A security flaw has been discovered in a number of UK news websites, potentially placing 24.5 million users at risk. The problem was found in websites run by Johnston Press (opens in new tab), a UK media group that is responsible for scores of regional news websites.

Just a few days ago we reported about the findings of security researcher Brute Logic (opens in new tab). He discovered an XSS vulnerability on Amazon (opens in new tab) that risked exposing user data and could be used to compromise accounts. Now the same researcher has discovered another cross-site scripting security flaw that could be used to redirect visitors to malicious websites - and it's worryingly simple to exploit.

Brute Logic found that sites such as Worthing Herald (opens in new tab) can be easily commandeered. He demonstrated the vulnerability by using a custom URL to generate a popup on Johnston Press websites and explained that the very same technique could be used to redirect visitors to a phishing website.

He points out that this type of attack is not detected by Google's Chrome Auditor tool which is supposed to offer protection against XSS vulnerabilities.

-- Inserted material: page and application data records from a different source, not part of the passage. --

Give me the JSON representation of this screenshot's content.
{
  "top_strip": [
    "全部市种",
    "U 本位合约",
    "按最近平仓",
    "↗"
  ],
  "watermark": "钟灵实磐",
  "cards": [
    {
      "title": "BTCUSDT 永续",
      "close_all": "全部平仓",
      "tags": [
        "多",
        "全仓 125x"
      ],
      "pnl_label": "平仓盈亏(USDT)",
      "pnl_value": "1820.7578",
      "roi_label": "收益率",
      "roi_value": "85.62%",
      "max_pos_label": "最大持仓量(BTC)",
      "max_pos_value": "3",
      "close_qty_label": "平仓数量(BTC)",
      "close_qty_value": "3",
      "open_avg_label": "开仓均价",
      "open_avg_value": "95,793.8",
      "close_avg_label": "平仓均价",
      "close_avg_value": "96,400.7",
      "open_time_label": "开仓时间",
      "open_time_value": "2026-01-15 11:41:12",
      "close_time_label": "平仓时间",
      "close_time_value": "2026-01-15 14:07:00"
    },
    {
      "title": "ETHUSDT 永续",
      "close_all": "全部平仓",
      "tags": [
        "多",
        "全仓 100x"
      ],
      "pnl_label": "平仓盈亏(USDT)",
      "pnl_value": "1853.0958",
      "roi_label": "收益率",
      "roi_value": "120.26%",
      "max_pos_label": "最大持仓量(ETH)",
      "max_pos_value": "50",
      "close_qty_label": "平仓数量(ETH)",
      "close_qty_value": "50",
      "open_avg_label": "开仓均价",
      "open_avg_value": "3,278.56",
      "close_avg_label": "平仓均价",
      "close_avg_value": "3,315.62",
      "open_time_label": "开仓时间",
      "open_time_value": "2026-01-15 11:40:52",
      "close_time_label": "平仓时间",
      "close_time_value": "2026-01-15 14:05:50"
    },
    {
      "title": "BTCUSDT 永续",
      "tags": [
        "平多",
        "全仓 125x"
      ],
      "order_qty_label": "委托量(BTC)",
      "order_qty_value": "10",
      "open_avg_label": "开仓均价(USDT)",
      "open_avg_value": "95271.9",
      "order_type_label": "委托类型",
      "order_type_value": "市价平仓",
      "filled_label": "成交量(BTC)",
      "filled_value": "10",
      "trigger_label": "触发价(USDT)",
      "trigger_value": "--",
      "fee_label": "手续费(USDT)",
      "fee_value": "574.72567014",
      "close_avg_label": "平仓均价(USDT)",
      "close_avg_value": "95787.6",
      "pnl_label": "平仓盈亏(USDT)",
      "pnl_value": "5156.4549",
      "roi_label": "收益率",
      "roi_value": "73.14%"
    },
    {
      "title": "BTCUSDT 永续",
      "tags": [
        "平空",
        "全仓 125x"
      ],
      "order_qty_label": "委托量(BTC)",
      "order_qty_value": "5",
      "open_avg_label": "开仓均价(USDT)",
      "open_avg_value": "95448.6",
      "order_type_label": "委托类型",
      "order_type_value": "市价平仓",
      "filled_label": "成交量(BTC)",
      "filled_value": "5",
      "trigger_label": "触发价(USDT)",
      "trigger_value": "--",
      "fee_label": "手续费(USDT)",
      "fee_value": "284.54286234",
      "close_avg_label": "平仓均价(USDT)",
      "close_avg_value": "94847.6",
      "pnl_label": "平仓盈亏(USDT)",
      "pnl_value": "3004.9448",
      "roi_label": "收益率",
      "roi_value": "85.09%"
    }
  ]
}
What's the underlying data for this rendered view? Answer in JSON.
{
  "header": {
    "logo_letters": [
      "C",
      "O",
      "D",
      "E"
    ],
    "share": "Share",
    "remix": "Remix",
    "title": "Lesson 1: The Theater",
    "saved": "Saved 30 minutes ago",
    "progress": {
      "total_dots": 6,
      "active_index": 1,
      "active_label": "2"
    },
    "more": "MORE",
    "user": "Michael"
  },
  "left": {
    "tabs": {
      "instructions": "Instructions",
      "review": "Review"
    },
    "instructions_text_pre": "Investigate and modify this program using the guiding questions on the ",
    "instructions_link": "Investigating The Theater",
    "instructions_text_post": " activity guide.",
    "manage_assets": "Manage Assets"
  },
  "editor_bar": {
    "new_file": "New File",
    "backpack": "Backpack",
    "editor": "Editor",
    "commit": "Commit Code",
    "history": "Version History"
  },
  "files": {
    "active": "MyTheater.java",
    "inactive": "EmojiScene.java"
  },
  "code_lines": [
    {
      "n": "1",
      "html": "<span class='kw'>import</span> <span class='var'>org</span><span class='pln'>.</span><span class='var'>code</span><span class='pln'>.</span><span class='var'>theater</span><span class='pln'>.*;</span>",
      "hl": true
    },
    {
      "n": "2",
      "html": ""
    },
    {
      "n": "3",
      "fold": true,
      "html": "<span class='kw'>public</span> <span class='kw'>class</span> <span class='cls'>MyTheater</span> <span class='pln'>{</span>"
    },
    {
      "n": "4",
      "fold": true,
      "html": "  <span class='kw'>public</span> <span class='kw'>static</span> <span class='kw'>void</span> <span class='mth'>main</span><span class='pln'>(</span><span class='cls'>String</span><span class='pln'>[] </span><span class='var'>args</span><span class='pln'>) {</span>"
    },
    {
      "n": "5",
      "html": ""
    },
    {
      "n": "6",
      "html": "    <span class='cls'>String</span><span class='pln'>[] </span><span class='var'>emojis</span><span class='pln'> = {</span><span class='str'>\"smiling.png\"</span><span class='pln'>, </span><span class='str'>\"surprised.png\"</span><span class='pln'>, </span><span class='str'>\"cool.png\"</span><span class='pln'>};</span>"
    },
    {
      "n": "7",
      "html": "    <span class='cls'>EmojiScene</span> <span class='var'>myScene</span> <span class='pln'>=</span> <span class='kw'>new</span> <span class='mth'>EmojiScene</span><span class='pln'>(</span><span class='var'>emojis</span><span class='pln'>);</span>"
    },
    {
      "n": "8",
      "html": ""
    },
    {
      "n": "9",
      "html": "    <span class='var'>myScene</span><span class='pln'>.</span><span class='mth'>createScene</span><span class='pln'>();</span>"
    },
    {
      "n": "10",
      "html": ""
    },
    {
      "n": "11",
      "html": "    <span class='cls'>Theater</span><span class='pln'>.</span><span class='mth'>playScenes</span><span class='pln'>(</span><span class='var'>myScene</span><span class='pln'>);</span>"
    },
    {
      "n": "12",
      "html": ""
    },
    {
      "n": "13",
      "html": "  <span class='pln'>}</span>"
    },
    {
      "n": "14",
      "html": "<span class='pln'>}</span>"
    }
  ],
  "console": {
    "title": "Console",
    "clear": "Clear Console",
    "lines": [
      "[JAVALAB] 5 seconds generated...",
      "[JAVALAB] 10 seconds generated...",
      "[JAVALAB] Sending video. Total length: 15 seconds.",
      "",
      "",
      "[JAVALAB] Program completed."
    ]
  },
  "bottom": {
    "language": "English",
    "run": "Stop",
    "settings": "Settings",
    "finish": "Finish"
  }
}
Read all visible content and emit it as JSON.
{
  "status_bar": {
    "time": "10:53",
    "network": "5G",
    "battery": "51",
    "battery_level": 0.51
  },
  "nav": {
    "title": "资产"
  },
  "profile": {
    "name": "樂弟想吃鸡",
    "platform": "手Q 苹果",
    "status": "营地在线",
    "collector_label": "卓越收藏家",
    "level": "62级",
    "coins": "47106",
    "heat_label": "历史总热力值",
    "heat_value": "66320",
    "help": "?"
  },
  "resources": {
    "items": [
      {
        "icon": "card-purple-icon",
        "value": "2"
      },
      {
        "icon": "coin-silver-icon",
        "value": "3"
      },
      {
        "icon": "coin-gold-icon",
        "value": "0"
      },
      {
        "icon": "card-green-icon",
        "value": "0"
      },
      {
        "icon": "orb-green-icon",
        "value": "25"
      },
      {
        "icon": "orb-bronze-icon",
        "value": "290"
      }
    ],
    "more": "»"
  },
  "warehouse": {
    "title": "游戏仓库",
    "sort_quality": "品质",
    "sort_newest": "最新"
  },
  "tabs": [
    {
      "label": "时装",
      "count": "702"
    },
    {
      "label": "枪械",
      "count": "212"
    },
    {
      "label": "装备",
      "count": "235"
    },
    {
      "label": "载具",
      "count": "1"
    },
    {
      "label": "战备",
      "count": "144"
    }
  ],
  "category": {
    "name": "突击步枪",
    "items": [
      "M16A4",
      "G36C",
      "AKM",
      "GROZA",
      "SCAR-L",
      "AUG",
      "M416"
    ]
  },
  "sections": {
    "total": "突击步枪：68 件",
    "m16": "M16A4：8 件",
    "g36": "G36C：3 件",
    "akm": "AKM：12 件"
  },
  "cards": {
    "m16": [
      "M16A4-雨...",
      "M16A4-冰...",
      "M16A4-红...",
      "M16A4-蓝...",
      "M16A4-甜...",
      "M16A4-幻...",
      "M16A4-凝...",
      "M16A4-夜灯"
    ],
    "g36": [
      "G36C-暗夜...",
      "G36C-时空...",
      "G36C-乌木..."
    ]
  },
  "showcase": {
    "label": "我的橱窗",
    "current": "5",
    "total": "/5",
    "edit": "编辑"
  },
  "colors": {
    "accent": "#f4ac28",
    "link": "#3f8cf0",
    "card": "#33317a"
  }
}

In all, the problem affects hundreds of websites - both desktop sites and mobile versions - all seemingly sharing the same IP address. Brute Logic submitted details of the vulnerability to XSSposed (opens in new tab), where he remains the top researcher, giving the following description:

"The vulnerability is still unpatched putting users, visitors and administrators at risk of being compromised by malicious hackers. Theft of cookies, personal data, authentication credentials and browser history are probably the less dangerous consequences of XSS attacks.

Brute Logic points out that while it is common for people to worry about high profile websites such as Amazon having vulnerabilities, it's easy to forget about the smaller fish. But as the size of the Johnston Press audience demonstrates, even a security issue with a smaller site has the potential to have a huge impact:

"The danger is greater because these companies are less security aware and attacks will be very targeted."

We have reached out to Johnston Press for comment, but at the time of writing we have yet to hear back with a response.

Photo credit: arda savasciogullari (opens in new tab) / Shutterstock (opens in new tab)